Dataset records:

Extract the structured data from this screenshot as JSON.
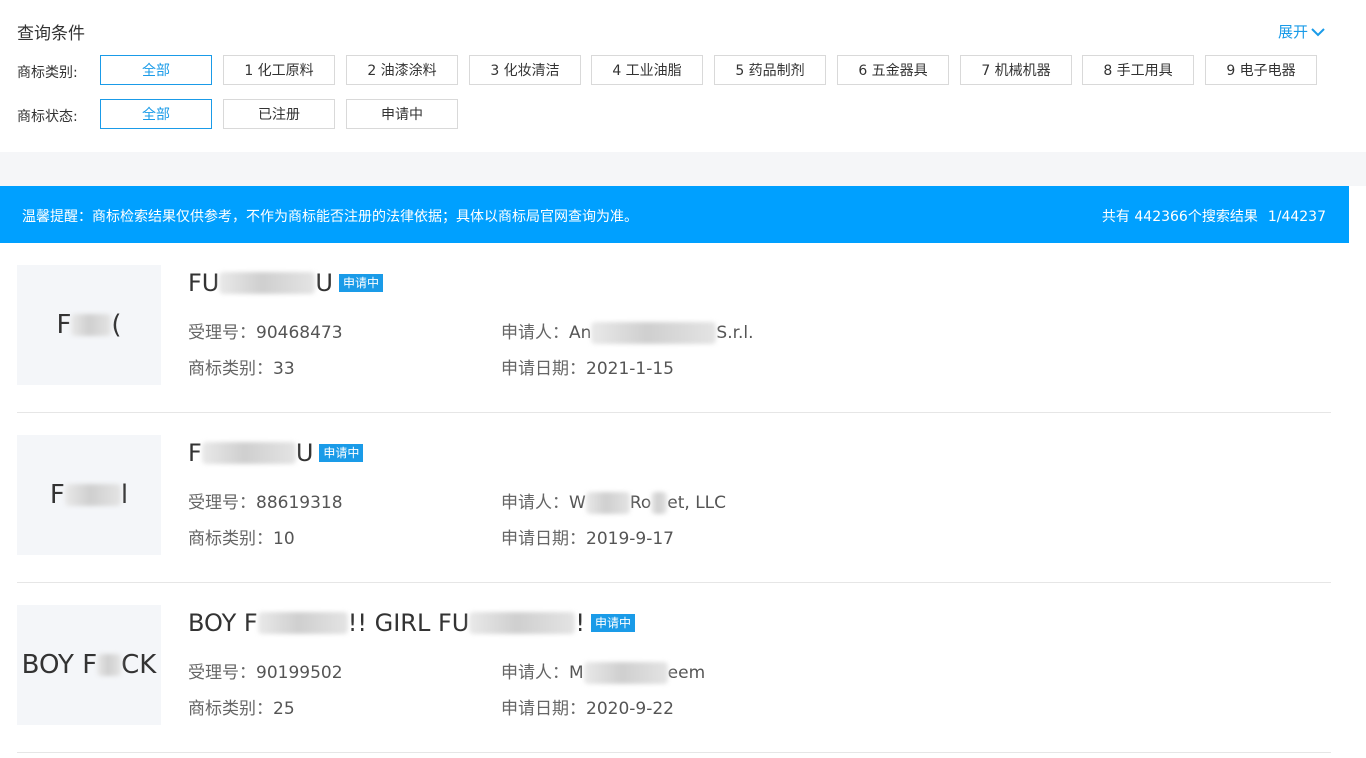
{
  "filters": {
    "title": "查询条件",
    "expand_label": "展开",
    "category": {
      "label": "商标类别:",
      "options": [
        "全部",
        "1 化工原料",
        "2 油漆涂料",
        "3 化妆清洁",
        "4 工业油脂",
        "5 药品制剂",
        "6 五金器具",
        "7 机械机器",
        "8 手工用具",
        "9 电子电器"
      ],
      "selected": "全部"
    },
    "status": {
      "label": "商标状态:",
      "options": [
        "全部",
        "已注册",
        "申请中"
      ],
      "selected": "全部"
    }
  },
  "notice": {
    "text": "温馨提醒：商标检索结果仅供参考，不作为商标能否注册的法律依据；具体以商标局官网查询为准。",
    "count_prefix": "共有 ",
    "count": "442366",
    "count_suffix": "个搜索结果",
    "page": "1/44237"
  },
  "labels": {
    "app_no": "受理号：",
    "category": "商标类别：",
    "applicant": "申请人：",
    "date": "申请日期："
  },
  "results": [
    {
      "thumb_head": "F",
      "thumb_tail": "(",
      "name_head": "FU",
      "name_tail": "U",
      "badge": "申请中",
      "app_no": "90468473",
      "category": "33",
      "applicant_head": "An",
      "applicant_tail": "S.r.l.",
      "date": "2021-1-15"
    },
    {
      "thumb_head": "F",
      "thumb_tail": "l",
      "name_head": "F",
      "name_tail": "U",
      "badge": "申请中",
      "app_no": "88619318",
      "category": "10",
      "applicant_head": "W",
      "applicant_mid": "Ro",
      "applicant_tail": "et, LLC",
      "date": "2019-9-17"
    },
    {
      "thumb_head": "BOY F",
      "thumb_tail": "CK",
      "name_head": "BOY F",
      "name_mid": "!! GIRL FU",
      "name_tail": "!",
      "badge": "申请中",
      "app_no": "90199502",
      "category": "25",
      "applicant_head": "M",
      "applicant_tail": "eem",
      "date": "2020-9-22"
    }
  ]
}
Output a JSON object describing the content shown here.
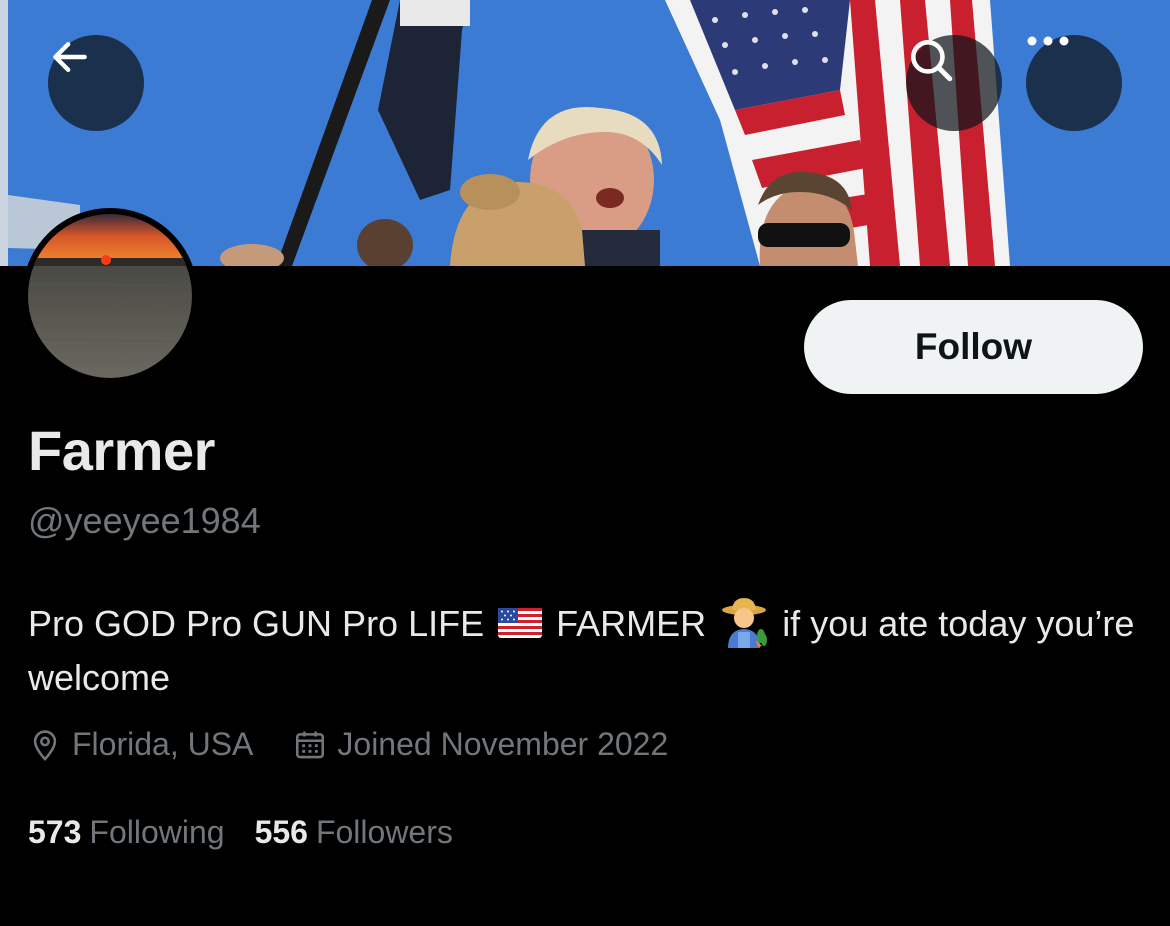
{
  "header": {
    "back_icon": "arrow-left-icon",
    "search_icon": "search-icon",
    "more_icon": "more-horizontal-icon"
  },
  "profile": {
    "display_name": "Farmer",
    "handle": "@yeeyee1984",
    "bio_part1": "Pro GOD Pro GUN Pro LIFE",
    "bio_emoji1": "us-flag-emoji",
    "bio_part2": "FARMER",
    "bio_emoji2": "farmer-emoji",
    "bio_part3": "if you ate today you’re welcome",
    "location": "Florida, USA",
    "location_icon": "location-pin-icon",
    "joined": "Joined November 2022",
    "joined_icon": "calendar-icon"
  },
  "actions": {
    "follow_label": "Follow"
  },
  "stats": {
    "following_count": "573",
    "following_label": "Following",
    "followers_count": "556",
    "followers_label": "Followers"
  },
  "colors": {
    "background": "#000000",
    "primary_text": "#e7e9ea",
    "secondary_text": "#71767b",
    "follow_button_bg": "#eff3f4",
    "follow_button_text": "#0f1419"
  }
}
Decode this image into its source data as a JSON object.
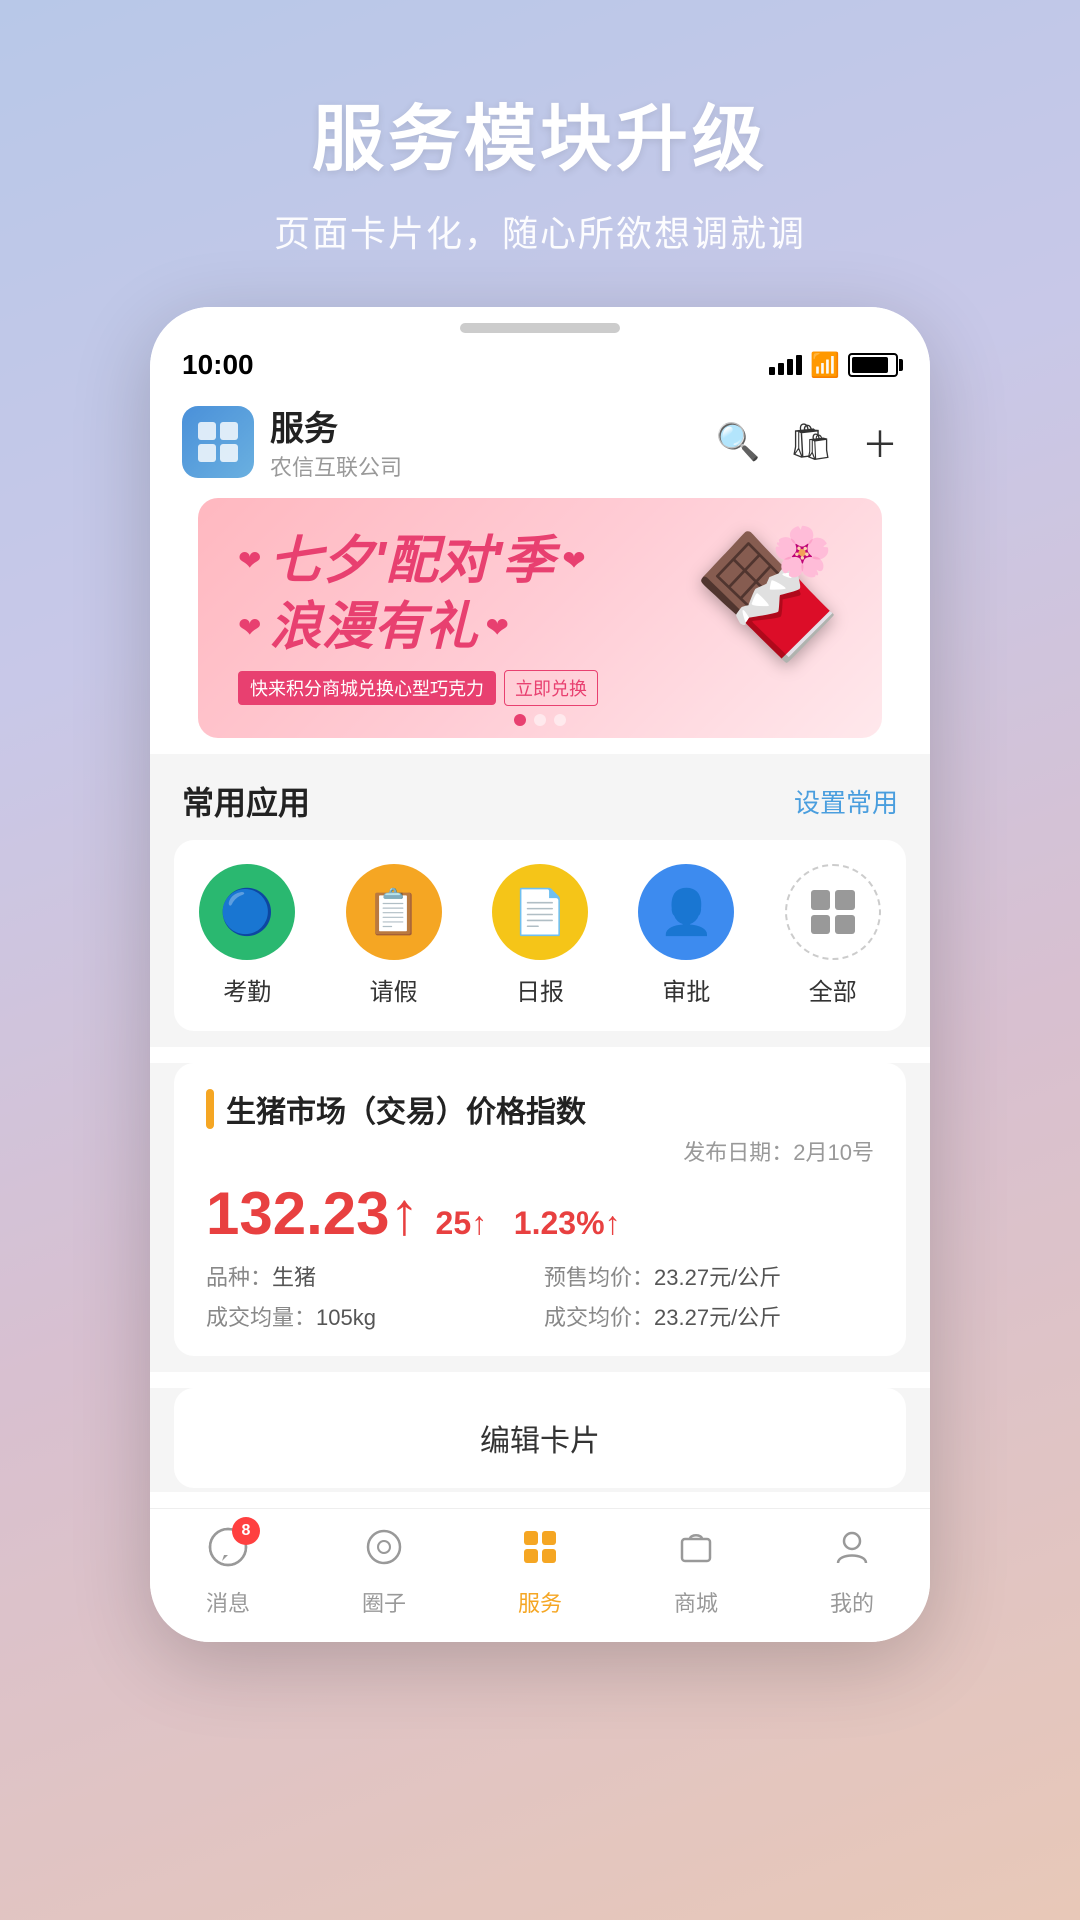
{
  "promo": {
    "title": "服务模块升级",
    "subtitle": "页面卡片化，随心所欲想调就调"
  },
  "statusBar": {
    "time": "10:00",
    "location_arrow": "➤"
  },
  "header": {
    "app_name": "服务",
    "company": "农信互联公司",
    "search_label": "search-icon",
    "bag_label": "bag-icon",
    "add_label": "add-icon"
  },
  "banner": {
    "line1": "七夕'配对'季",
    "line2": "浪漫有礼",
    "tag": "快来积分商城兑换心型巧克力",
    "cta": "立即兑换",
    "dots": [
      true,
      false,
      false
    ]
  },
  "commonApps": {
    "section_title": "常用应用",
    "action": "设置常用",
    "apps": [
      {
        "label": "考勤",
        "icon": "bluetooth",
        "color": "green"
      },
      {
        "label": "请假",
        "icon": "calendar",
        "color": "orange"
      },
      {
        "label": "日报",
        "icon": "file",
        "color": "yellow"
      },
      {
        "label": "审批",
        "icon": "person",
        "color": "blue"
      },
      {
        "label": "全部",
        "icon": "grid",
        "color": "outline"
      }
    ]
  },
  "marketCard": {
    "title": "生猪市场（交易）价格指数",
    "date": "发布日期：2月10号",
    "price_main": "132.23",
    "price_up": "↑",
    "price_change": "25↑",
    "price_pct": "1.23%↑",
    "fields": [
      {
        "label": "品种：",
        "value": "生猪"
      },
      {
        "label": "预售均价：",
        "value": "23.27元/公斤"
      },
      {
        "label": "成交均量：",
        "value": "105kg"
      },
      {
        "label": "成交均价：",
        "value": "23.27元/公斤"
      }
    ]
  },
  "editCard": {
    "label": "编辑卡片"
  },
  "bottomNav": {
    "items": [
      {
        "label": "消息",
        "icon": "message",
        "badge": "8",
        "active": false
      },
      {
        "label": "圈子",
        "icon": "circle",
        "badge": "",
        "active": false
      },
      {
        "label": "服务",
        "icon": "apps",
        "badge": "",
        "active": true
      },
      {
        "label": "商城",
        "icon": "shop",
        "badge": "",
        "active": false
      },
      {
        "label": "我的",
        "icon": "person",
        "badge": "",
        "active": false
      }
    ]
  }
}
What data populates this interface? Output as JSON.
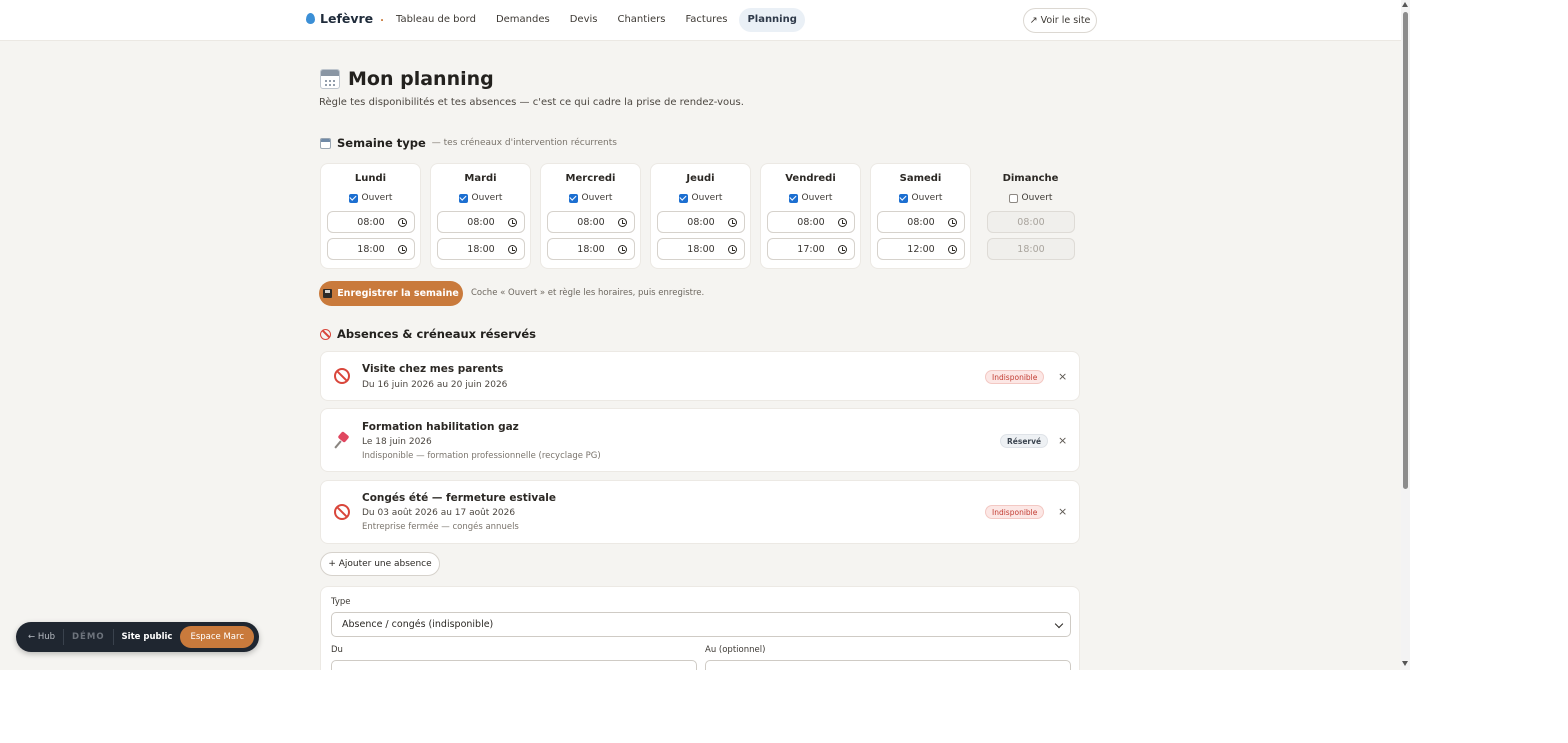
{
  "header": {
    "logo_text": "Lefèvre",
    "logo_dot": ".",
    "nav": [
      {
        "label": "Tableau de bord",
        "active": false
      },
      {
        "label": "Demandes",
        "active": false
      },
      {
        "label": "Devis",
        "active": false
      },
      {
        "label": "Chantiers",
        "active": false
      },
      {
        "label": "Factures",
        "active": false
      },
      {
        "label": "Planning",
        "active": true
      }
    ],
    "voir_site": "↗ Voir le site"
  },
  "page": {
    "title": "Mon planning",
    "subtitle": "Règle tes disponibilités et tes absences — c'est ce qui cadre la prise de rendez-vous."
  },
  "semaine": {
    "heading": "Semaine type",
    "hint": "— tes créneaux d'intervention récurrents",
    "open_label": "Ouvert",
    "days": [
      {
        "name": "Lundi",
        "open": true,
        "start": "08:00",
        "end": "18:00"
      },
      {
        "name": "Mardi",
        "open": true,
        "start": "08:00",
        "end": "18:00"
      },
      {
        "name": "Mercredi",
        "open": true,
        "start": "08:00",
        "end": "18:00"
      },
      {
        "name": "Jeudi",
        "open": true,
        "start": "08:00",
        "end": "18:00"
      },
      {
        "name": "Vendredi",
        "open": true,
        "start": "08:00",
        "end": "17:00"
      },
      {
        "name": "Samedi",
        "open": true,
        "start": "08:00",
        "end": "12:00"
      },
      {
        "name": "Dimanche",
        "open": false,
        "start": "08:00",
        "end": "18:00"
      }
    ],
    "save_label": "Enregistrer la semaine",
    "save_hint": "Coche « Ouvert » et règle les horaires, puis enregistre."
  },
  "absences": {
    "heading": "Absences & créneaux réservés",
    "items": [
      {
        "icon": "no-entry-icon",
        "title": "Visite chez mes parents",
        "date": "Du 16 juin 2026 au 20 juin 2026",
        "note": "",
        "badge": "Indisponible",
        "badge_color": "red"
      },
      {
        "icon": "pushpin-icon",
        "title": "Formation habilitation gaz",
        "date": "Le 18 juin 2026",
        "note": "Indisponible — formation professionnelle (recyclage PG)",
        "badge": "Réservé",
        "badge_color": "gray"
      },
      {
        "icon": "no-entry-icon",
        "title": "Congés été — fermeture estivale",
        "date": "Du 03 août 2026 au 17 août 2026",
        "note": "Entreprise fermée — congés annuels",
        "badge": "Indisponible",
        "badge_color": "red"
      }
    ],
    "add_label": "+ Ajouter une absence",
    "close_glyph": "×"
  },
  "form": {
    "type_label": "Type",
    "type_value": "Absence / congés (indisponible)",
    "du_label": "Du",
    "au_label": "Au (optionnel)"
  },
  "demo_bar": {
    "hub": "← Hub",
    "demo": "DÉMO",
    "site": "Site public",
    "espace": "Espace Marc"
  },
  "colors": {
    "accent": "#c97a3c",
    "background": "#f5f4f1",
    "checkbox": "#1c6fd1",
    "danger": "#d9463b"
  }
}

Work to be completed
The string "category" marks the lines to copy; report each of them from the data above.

Your solution
    "category": {
    "category": "商标类别：",
      "category": "33",
      "category": "10",
      "category": "25",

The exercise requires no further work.